In an interview, Biden said the 56% of Americans who said they are better off now than four years ago “probably should not” vote for him.

In a survey between Sept. 14-28, Gallup reported that 56% of registered voters in America said they are better off today than they were four years ago, meanwhile there are only 32% who said they are worse off. 

Despite the pandemic, which has led to an economic downturn for businesses and schools all across the country, American voters still feel a strong economy throughout the majority of Trump’s administration. 

In an interview this data was given to Biden, the reporter said, “Gallup reported last week 56% of Americans said they were better off today than they were four years ago—would’ve been under the Obama-Biden administration,” with a follow-up question of “So why should people who feel they are better off today, under the Trump administration, vote for you?”

Biden responded to this question with “Well, if they think that, they probably shouldn’t.”

Seemingly doubtful about what he heard, Biden asked, “They think 56% [sic] percent of the Americans are better off economically today than they were under our administration?” He answered by saying that Americans who said that this does not have a very good memory. 

Biden also claimed that America has a President who does not share the values of most Americans.

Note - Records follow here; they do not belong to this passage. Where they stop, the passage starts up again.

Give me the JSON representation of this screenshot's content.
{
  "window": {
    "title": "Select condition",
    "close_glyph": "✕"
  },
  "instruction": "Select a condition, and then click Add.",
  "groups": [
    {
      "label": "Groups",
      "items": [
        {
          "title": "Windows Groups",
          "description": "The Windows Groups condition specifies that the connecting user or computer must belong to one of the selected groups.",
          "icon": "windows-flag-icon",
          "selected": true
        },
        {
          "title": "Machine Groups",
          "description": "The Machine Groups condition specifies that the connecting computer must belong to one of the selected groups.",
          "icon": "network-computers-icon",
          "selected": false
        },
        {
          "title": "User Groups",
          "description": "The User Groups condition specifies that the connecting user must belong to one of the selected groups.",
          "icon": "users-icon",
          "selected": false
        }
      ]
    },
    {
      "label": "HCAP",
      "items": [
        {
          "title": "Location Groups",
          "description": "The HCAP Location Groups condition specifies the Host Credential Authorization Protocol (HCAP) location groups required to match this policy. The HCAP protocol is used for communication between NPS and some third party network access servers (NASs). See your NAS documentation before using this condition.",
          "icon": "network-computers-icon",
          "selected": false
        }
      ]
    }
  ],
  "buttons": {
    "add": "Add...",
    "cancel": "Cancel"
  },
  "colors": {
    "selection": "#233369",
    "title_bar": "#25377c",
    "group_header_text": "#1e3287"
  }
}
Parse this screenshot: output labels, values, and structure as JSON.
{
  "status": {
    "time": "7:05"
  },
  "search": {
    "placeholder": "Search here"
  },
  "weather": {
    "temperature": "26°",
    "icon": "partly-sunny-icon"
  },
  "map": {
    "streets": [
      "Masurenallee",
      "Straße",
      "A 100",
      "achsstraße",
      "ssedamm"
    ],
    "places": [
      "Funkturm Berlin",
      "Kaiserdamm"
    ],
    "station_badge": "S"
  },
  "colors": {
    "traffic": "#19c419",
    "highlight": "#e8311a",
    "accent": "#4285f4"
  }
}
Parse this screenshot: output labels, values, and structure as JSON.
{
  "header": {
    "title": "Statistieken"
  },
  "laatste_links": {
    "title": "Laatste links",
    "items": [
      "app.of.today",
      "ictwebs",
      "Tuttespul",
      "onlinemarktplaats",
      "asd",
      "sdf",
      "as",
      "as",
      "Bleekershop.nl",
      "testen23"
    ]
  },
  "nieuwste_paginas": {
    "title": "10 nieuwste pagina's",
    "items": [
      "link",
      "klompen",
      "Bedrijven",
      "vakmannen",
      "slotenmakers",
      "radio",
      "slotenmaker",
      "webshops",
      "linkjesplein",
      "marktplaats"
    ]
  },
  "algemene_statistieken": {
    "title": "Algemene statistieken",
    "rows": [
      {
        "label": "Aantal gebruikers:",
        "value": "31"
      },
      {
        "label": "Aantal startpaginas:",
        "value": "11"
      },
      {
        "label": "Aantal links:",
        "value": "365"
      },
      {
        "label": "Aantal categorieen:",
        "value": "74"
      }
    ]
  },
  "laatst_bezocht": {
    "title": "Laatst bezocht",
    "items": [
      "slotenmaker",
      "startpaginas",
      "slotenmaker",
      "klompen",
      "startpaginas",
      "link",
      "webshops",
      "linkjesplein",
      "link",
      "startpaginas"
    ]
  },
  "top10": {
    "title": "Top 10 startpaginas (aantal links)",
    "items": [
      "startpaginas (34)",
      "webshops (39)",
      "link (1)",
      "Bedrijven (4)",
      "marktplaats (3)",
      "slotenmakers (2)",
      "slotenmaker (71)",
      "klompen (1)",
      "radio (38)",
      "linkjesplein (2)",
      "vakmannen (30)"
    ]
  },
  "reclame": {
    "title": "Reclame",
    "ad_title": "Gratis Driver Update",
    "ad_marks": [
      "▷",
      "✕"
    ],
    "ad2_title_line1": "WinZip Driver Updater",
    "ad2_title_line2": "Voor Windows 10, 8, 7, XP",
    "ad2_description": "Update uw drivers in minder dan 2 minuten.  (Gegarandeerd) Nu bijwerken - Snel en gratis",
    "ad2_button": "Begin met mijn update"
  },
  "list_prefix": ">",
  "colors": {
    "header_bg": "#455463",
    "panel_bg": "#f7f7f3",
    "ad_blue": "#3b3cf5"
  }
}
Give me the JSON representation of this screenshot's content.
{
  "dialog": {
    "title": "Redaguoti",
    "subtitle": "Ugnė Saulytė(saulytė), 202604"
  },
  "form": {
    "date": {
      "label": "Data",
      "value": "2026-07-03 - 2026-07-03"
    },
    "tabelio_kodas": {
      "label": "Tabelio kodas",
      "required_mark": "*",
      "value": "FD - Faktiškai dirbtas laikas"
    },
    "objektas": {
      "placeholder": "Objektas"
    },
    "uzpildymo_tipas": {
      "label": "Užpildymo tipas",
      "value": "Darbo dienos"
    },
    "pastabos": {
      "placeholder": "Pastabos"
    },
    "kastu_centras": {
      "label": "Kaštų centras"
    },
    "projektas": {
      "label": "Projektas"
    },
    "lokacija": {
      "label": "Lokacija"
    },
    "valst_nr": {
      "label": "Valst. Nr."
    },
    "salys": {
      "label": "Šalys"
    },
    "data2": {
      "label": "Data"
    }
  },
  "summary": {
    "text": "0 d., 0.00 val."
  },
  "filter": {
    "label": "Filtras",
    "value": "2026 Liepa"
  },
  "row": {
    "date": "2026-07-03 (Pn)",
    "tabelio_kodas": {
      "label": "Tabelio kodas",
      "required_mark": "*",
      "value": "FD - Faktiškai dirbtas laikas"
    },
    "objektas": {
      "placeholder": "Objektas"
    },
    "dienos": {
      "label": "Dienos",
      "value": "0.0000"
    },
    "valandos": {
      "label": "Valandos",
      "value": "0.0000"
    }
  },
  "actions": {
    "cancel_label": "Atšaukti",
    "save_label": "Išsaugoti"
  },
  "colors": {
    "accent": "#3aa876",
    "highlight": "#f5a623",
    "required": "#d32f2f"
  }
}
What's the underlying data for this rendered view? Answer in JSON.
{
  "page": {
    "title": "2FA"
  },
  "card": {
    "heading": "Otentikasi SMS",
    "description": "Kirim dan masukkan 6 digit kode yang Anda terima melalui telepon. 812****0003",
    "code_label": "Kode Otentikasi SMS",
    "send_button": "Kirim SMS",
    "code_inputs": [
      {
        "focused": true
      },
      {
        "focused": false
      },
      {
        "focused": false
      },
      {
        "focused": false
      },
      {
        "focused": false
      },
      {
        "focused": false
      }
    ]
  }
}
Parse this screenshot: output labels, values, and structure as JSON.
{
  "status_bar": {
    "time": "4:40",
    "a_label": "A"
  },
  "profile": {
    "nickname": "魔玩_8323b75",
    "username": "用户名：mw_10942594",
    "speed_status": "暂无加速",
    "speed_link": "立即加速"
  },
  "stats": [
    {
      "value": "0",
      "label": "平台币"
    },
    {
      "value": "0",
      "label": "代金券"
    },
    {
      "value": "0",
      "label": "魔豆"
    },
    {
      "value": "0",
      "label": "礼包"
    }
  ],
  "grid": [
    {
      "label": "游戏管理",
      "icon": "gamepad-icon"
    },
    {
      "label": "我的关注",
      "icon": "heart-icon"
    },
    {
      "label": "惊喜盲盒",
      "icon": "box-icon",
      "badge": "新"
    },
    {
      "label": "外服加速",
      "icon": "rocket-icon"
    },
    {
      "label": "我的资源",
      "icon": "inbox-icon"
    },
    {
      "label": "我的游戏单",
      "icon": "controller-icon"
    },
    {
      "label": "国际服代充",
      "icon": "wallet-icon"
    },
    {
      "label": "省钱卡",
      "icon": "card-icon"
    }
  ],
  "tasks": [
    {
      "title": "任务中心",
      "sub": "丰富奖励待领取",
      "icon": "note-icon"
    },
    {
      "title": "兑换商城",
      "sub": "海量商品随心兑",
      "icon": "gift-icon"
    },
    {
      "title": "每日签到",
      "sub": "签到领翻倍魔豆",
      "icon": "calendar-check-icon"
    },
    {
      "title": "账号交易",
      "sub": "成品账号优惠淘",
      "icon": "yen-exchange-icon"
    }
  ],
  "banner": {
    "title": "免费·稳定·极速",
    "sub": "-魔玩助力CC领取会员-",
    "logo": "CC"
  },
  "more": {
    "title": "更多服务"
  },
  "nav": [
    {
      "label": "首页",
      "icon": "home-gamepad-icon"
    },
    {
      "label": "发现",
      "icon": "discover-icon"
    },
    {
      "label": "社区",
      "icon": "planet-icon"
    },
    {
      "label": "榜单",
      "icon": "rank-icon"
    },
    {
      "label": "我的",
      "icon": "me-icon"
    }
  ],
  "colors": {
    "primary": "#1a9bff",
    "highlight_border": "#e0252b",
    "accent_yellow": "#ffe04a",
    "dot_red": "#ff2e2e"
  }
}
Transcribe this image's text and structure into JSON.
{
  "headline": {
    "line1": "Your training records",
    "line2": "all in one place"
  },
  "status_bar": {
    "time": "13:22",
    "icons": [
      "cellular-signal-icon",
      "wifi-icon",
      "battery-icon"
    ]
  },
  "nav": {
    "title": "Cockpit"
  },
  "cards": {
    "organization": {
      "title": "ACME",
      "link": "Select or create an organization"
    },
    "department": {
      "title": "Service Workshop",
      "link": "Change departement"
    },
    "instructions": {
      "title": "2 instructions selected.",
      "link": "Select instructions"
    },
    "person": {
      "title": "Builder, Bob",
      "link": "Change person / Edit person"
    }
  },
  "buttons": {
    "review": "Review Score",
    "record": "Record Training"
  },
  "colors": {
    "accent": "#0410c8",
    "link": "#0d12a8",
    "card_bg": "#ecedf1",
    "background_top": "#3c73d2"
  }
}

He continued by saying that President Trump is not very honest with people and that he is mocking the rules related to public safety as the President even now is not wearing a mask. 

Survey Results Is A Good Sign For President Trump

The economy is the top issue for American voters in this upcoming election, and this data presented to Biden is a good sign for the Trump administration. 

This is particularly relevant in the present times where the country is in the midst of a recession. Eight in ten or almost 79% of registered voters say that the economy will be an essential factor for them in deciding who to vote for in the upcoming Presidential election. 

Pew Research center also reported that out of the 12 issues included in the survey, the economy is consistently the top voting issue. This has been consistent since 2016, wherein they conducted a similar survey. The economy also took the first spot on the top voting issue. 

Not The First Time Biden Told Voters Not To Vote For Him

According to a Forbes report, there are several accounts wherein Biden told voters not to vote for him. Most of these instances happened during his campaign. 

Here’s a rundown of times when Biden was caught telling voters not to vote for him.

May 14, 2020 – In an MSNBC interview, Tara Reade’s sexual allegation against Joe Biden came up. The Democrat candidate said, “I wouldn’t vote for me If I believe Tara Reade.” Saying that the voters who believe Tara Reade’s allegations that he sexually assaulted her in 1993 probably should not vote for him and should instead vote their heart. 

January 29, 2020 – Ed Fallon, an Environmental activist, confronted Biden about his climate positions. Biden responded to this by saying that “you have to go vote for someone else.” Followed up by saying that Ed Fallon will not be going to vote for him in the primary.

November 22, 2019 – Carlos Rojas, an immigration activist, pressed Biden on the issue of deportations during the Obama-Biden administration. Biden responded to this by saying that “you should vote for Trump.”

August 24, 2019 – Voters raised their concerns about his age at 77 years old. Biden responded to this by saying that “I say if they’re concerned, do not vote for me,”

Then his latest statement last September, Joe Biden stated that Americans who said they have a better life now than during the Obama-Biden administration “probably should not” vote for him.

The Democrat candidate’s latest statement has the potential to divide voters who are at least considering voting for him in the upcoming November election.